The Fifth Money Laundering Directive comes into force on 10 January 2020. All VinciWorks courses have been automatically updated to ensure that they reflect the latest regulations across all relevant jurisdictions.
There is no technical impact for any of our existing clients whether on the LMS or SCORM.
All course enrolments, both in-progress and all new enrolments will be updated for the Fifth Directive.
After an extensive review of the new regulations, we have concluded that the training impact for most regulated businesses in the UK is minor. As a vanguard in the fight against money laundering and terrorist financing, the UK already implemented many of the provisions of the Fifth Directive in 2017. For example, the Fifth Directive requires enhanced due diligence for transactions involving high-risk countries, a requirement that already exists in the Money Laundering Regulations 2017. The Fifth Directive also introduces new requirements for cryptocurrency, letting agents and art dealers but these requirements do not affect most regulated businesses.
From 10 January 2020, the Fifth Anti-Money Laundering Directive (2018/843) is in force in the UK and around the European Union. The changes are not as extensive as those that were introduced in the Fourth Directive, such as the concept of risk based due diligence, but the Fifth Directive will impact an increasing number of businesses who must now have regard to money laundering laws.
What is Ultimate Beneficial Ownership?

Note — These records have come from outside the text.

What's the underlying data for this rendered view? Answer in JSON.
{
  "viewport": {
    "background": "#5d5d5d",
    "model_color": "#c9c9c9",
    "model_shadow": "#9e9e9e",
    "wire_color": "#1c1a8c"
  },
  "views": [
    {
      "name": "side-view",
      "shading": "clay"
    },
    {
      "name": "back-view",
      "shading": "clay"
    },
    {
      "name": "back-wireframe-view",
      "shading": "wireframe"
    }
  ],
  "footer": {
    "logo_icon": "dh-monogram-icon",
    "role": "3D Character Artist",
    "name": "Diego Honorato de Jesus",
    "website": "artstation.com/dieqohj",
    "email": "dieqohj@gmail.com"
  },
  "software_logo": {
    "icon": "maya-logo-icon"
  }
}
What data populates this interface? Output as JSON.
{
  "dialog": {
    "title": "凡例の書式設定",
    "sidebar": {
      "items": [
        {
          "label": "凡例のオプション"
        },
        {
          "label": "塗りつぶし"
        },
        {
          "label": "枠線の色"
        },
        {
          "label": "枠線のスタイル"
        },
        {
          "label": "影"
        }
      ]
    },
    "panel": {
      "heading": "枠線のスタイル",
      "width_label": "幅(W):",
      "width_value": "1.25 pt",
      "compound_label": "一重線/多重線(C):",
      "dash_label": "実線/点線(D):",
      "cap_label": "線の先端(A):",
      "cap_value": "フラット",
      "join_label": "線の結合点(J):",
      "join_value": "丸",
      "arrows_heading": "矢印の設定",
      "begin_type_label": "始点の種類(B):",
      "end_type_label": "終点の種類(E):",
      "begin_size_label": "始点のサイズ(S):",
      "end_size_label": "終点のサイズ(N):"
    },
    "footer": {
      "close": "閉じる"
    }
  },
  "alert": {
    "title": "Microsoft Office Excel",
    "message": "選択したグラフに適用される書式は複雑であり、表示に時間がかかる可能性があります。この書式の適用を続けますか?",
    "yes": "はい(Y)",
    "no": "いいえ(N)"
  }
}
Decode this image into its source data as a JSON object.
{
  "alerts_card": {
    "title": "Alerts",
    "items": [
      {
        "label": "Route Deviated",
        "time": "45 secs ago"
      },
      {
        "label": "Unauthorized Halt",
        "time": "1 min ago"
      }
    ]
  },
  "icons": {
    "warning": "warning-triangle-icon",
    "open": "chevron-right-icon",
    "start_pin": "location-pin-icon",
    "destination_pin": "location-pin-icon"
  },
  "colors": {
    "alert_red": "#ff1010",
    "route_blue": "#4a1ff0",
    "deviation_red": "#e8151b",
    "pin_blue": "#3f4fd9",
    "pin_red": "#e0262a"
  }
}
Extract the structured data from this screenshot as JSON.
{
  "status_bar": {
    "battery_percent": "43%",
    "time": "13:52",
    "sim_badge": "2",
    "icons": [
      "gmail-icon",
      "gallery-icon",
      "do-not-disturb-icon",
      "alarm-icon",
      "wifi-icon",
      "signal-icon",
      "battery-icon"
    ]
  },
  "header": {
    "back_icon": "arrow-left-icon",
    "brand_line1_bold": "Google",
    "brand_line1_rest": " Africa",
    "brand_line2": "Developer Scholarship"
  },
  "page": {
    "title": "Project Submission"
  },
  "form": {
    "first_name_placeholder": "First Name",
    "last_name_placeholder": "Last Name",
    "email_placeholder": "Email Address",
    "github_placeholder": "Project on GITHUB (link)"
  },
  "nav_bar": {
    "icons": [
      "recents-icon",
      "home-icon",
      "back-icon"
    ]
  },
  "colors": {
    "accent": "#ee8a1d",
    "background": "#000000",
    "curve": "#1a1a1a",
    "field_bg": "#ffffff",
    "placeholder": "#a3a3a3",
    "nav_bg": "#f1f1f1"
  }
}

A beneficial owner is any person controlling or owning more than 25% of the shares or voting rights. The details of beneficial owners must be recorded and held on a central register accessible to competent authorities. Ultimate beneficial owner refers to someone who ultimately owns or controls the customer and/or the natural person on whose behalf a transaction is being conducted. It also includes those persons who exercise ultimate effective control over a legal person or arrangement. An ultimate beneficial owner (UBO) is always a natural person.